The nations which joined the lawsuit said they're spent in solving the matter, particularly because their citizens will probably be working from home for the near future.
As of Jan. 20, no other nation has filed paperwork financing Massachusetts from the lawsuit.
Experts state that telecommuters worried about taxation must contact their HR departments and also a tax practitioner.
Important businesses, especially those in finance, have made moves to tackle state tax advantage provisions, through satellite offices or even moving their headquarters into countries which don't have these provisions, Walczak said.
He predicted that the more firms which are rebounding from the economic recession might wind up launching new offices in countries which don't possess the advantage provisions.
However, as telecommuting choices grow after the conclusion of this outbreak, Walczak said state authorities and Congress will have to upgrade their principles to match the new ordinary.
The invoice"restricts the power of a country to levy income tax on the reimbursement of a nonresident person to the interval where the nonresident person is physically within the nation."
Senate Republicans had a supply within their wellness, Economic Assistance, Liability Protection and Schools Act, which was introduced this past year, where distant workers would just be subject to income tax in their state of residence and also in any nations where they operate for over 90 times in 2020.
Walczak said there has not been sufficient"political will" to transfer forward; nevertheless, elected officials will need to repair the problem shortly.

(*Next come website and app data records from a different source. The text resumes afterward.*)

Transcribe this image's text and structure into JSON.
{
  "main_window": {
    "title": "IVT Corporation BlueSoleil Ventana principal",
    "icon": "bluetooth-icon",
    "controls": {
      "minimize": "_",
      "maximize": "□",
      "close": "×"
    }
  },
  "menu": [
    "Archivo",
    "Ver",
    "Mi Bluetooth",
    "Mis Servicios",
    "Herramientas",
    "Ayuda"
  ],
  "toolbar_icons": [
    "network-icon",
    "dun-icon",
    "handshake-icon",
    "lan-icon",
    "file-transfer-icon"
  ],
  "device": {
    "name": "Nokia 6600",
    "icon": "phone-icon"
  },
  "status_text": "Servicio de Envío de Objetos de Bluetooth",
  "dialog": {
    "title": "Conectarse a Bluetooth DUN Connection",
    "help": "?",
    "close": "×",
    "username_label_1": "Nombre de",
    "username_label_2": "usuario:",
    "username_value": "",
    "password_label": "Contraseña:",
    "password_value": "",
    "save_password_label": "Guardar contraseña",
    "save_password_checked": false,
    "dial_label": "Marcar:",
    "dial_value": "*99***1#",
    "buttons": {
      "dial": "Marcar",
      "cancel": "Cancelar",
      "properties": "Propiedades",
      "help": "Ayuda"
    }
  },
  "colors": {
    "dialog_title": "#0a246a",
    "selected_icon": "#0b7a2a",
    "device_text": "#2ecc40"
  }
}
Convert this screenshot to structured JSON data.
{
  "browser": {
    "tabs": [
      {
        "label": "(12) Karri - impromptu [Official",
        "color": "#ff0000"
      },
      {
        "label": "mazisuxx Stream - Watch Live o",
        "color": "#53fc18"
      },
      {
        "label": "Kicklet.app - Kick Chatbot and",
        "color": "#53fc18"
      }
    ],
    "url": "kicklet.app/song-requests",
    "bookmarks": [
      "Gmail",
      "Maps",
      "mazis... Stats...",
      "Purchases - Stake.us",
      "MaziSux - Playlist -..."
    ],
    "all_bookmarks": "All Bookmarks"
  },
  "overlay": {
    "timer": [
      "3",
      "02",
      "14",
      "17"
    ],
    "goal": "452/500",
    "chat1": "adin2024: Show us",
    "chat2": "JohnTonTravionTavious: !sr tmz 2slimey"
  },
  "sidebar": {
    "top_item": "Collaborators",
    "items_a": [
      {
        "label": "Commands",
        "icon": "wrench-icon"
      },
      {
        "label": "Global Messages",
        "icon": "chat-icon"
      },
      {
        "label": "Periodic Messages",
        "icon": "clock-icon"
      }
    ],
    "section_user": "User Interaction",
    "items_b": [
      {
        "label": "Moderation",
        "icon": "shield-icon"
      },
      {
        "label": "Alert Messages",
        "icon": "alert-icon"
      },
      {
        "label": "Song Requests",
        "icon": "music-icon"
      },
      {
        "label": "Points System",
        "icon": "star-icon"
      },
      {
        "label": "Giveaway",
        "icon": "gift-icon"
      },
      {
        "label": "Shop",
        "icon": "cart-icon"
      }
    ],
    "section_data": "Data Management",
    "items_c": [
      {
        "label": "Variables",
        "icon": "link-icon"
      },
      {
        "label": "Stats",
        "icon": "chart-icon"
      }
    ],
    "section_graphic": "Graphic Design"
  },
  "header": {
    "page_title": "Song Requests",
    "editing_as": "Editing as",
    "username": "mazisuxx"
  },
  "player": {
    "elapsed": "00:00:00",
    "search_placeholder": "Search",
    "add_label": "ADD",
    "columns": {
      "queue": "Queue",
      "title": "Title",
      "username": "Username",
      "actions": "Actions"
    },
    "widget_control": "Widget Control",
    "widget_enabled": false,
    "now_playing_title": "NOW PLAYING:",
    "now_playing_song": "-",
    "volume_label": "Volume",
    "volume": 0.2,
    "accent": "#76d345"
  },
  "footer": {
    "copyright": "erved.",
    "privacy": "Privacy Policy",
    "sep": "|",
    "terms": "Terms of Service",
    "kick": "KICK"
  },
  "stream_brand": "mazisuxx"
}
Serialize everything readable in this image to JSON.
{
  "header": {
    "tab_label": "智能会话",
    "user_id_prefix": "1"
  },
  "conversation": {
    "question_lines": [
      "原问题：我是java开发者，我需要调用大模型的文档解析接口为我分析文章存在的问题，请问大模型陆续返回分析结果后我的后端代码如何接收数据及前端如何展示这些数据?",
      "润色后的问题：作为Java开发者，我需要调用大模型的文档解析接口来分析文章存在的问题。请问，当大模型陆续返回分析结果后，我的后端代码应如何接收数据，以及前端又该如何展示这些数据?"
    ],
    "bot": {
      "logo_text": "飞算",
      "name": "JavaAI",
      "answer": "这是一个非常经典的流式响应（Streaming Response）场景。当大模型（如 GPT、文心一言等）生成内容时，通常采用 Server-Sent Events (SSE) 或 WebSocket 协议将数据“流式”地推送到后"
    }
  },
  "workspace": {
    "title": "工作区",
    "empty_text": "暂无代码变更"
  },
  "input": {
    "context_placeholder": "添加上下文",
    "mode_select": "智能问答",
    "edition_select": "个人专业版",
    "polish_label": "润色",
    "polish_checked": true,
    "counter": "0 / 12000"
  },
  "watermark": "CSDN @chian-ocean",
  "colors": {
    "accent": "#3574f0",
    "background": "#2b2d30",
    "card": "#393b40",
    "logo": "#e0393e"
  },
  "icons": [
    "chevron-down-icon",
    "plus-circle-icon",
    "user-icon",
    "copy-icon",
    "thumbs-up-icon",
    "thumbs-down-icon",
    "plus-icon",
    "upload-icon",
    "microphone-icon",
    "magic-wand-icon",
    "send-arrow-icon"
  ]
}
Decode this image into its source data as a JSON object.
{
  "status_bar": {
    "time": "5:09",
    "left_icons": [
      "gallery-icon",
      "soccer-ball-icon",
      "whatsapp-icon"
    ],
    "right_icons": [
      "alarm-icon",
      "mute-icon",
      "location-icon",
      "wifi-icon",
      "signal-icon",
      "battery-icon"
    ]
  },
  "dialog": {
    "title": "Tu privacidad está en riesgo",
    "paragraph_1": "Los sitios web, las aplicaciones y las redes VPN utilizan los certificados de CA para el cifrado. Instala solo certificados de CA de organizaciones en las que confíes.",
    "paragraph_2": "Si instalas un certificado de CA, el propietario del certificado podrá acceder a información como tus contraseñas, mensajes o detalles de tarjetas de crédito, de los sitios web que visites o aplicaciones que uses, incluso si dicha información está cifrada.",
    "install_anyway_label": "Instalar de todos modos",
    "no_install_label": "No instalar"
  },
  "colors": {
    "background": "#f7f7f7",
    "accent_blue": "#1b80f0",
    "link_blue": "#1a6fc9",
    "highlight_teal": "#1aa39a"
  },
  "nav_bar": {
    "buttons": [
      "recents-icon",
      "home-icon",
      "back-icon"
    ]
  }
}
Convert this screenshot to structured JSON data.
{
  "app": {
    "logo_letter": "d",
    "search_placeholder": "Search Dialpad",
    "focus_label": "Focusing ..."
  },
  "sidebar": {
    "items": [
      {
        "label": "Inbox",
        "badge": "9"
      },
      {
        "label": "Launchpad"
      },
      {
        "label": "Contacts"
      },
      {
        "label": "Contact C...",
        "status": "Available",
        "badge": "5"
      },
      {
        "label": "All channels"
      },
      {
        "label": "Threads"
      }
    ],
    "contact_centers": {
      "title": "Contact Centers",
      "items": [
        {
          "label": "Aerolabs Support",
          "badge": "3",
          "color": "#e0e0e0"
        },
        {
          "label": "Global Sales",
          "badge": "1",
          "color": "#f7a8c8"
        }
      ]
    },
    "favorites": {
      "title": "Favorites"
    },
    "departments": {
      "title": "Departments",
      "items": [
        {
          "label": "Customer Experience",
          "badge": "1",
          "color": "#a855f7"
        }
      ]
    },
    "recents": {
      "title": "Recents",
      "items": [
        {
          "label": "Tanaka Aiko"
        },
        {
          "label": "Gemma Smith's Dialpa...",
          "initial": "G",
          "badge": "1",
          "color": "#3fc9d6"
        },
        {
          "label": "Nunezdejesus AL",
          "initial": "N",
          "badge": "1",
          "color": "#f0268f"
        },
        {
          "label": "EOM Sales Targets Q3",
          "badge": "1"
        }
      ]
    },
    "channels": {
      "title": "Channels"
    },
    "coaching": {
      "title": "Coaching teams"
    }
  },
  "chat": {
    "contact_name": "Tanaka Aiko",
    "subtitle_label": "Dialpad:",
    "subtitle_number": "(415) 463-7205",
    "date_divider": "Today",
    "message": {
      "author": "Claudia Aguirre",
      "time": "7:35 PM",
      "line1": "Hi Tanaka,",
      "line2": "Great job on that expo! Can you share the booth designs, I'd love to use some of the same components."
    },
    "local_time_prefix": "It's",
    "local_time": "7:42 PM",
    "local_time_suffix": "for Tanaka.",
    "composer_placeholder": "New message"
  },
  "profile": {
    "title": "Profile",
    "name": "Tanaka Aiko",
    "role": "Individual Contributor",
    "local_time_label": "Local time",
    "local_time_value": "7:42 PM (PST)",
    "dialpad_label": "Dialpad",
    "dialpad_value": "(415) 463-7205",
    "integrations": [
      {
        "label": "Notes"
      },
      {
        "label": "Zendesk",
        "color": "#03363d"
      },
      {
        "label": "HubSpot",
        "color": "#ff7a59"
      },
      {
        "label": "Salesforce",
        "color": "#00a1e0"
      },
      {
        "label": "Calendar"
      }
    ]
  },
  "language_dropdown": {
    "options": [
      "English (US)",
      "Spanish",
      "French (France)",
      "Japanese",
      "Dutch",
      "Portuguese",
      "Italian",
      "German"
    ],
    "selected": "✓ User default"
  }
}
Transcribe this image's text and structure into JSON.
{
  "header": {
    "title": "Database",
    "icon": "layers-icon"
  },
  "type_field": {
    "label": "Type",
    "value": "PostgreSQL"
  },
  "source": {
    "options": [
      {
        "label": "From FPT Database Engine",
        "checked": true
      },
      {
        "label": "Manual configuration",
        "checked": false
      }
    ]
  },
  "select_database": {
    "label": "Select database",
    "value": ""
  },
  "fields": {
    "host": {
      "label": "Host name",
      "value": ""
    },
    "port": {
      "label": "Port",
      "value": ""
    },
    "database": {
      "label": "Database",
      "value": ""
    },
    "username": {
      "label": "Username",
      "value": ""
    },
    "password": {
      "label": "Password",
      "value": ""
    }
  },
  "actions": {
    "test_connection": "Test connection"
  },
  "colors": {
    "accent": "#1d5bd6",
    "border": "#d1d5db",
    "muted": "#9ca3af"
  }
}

"All of this is front of mind today since we're seeing a revolution in how folks operate," he explained. "The driven expansion of distant work is functioning, and also a tax code which stands in the way of this is something which cries out to be dealt with "